The globular star cluster, Messier 9 or NGC 6333, has been snapped in superlative detail by the NASA/ESA Hubble Space Telescope (HST).
Messier 9 is named after French astronomer Charles Messier, who actually cataloged it as a nebula in 1764, because it appeared as a smudgy cloud. However, later that century, astronomers including American William Herschel were able to resolve it into individual stars as technology became more advanced.
NGC 6333 is located towards the center of our galaxy, about 25,000 light-years away, where the gravitational pull of the Milky Way’s galactic center is distorting it slightly.
More than a quarter of a million stars are glittering in this roughly spherical aggregation. A variety of colors are visible, indicating the stars’ temperatures, with blue stars being hotter than red ones.
Two immense dark nebulae can also be seen: Barnard 259 to the south-east of the star cluster, and Barnard 64 to the west.

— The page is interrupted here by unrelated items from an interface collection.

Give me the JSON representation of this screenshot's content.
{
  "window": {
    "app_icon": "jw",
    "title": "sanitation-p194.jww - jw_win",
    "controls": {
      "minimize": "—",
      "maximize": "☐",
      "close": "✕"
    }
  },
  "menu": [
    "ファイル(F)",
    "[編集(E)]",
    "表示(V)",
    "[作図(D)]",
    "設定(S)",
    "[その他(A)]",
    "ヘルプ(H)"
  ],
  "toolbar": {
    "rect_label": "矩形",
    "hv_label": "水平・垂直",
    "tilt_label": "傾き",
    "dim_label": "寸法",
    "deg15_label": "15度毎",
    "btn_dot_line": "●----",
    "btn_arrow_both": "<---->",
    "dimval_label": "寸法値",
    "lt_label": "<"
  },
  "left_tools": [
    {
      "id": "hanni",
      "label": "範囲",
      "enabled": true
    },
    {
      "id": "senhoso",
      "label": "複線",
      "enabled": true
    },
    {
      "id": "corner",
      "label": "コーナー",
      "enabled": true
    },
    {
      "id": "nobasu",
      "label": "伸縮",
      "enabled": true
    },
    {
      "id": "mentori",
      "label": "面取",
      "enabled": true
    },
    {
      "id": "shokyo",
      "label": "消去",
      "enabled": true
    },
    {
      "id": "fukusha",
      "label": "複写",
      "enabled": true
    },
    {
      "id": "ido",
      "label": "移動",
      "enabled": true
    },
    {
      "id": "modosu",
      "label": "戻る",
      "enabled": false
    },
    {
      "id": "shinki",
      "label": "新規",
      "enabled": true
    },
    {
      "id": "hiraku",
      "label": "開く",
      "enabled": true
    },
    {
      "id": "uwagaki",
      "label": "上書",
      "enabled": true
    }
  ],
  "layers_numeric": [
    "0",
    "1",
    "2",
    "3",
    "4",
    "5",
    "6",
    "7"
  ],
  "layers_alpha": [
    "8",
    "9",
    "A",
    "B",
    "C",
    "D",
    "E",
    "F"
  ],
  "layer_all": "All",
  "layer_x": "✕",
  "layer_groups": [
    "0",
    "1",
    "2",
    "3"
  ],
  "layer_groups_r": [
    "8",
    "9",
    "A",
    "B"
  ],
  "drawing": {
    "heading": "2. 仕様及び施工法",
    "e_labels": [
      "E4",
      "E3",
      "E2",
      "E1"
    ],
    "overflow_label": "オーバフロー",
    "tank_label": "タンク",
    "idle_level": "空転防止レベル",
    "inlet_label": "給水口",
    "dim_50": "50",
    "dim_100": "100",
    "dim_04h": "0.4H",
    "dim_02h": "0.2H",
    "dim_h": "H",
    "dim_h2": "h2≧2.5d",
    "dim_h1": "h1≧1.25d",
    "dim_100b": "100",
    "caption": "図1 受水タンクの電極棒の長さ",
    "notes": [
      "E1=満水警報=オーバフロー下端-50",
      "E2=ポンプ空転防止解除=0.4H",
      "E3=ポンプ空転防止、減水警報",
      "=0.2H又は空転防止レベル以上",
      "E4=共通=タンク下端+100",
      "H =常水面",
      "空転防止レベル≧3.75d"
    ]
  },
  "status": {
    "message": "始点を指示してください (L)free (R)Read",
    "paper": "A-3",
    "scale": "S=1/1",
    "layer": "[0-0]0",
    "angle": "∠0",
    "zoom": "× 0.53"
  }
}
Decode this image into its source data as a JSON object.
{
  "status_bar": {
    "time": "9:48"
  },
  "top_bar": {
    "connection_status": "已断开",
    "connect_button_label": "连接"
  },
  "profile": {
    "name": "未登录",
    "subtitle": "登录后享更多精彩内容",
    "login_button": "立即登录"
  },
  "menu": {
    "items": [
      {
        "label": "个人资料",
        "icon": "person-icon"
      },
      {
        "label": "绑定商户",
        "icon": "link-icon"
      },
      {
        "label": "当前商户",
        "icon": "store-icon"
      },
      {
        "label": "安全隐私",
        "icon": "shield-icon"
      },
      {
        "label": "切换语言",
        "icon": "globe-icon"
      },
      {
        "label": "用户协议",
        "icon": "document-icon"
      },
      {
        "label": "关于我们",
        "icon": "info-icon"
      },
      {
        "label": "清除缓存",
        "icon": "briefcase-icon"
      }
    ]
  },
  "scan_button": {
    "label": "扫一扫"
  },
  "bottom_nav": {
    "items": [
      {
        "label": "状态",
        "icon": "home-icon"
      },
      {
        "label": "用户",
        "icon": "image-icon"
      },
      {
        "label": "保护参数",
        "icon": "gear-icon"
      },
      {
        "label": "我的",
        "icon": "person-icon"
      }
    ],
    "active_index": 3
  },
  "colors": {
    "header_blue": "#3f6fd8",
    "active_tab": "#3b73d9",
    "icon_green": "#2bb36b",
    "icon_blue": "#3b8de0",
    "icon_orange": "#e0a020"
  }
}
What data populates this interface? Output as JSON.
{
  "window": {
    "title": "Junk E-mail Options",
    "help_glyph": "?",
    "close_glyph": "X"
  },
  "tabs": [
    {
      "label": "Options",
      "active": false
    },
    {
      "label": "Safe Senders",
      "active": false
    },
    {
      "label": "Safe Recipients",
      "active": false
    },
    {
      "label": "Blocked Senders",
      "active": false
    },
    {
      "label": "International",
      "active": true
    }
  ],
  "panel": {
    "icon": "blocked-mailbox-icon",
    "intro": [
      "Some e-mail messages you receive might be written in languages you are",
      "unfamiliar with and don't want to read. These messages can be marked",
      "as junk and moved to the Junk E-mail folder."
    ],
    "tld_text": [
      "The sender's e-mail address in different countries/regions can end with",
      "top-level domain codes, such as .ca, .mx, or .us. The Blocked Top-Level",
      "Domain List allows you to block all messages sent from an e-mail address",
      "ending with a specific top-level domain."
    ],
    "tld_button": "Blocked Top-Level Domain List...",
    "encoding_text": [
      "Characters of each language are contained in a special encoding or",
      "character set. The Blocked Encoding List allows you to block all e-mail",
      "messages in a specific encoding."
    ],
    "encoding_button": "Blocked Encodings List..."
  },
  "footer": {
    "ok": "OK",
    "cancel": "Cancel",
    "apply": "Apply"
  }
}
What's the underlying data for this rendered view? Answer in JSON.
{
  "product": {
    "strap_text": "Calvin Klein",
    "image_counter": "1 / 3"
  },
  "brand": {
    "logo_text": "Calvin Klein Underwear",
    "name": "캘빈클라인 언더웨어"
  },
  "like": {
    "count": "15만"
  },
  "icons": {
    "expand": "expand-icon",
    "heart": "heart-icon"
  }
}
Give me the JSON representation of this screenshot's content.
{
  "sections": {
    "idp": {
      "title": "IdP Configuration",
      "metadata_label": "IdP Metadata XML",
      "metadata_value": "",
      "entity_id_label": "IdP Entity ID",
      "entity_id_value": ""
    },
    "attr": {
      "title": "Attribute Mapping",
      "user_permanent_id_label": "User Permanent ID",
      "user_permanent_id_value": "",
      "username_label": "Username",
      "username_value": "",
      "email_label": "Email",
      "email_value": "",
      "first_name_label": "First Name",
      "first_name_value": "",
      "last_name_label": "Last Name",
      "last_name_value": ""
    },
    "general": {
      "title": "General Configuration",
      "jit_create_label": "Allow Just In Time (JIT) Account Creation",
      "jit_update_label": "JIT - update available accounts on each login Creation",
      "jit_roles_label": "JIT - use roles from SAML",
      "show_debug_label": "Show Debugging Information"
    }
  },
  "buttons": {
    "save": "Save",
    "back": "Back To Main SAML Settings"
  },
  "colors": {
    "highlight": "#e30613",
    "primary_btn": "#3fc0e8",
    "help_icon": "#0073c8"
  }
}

Messier 9 is about twice as old as our sun and its stars contain a lot fewer heavier elements, such as iron. These elements are thought to have formed slowly inside the cores of stars and during supernova explosions, and hence they were scarce when this star cluster first formed.